“Huffman’s position is indefensible,” North said.
Huffman’s “heavy-handed, iron-fisted power play is the embodiment of the exercise of arbitrary and oppressive authority in a sort of political extortion,” North added.
Tennessee Commissioner of Education Kevin Huffman is withholding $3.4 million from the Nashville public schools as punishment for the defiance of the school board. The board voted four times to deny a charter to an Arizona company called Great Hearts, even though Huffman ordered the board to approve the application.
Clearly, Huffman does not believe in local control.
This seems to be an attitude of today’s reformers. Arne Duncan decided to rewrite NCLB to meet his own specifications. He likes mayoral control, where the mayor need not listen to parents or communities. ALEC has model legislation where governors can appoint a commission to authorize charter schools and override local opposition.

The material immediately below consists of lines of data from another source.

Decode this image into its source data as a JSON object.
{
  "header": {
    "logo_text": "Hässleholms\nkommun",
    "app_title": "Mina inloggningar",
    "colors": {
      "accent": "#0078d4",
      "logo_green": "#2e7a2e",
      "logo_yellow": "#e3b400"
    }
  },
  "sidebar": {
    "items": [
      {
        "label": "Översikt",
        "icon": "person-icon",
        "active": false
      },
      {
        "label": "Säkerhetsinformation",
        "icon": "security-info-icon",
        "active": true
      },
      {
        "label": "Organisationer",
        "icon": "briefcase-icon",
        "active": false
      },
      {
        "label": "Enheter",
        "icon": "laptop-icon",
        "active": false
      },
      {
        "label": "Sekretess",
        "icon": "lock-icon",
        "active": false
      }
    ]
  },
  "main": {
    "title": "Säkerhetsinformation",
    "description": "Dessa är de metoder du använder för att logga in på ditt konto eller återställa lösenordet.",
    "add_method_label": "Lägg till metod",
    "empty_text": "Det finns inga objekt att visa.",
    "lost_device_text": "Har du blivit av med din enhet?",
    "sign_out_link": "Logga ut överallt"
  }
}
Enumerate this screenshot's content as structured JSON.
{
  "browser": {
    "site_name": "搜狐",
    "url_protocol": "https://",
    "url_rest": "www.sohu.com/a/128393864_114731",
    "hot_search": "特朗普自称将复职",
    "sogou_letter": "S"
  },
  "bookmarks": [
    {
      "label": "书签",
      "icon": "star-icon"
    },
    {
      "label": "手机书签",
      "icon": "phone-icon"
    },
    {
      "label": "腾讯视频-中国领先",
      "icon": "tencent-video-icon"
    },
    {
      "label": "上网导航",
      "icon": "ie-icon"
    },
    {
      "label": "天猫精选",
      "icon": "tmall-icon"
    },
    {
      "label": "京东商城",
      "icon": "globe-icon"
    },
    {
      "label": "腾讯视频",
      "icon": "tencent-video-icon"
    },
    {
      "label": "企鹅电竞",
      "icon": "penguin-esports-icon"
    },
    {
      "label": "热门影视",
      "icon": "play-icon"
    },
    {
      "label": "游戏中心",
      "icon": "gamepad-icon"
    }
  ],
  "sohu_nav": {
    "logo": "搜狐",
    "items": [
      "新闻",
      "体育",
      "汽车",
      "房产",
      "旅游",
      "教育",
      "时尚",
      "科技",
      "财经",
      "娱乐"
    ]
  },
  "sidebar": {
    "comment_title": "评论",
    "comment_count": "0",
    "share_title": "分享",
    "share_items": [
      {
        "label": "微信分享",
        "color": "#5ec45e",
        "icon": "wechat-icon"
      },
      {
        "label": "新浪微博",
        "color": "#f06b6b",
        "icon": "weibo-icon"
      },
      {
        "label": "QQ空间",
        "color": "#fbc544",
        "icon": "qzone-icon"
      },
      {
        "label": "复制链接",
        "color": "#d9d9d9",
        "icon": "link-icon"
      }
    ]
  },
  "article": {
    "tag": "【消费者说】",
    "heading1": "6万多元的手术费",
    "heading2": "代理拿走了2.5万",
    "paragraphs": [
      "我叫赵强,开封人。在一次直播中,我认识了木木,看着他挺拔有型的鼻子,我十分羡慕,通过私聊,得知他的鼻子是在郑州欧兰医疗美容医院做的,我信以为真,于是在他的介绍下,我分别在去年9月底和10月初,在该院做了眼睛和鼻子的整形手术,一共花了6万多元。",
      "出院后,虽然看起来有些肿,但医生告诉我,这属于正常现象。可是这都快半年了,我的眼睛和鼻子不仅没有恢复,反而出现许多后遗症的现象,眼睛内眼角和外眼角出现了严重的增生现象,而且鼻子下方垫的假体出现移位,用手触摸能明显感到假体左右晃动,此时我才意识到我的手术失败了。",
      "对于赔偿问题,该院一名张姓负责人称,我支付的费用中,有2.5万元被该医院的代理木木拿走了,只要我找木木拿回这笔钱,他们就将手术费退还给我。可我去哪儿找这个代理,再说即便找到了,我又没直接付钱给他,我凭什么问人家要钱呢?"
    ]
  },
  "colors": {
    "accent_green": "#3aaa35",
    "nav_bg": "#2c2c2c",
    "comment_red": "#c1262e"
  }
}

One begins to suspect that the reform movement is anti-democratic to its core.
Do you happen to know a billionaire? Or maybe someone with lots of millions?
Not just any old billionaire, but one who cares about supporting public education. One who thinks it is wrong to hand out children over to entrepreneurs. One who knows the difference between the free market and the commons.
I ask because of this comment that I received from a teacher in a northeastern state. I have edited it to obscure the identities of all involved, which was the condition for using it:
As I said, he’s developed an interest in education but he’s hanging with the wrong guys, and i told him as much. His real interest is in the chess game of politics, which is fascinating, especially when you have the resources to play for real.
Between the AFT and NEA we have millions of people on street level. Save Our Schools has thousands more folks. Where do we find super rich folks who can help us pay for someone like James Carville to craft our multi-level consistent message and actually get it out there? I’m asking you because I’m hoping you’ve run across them in your travels.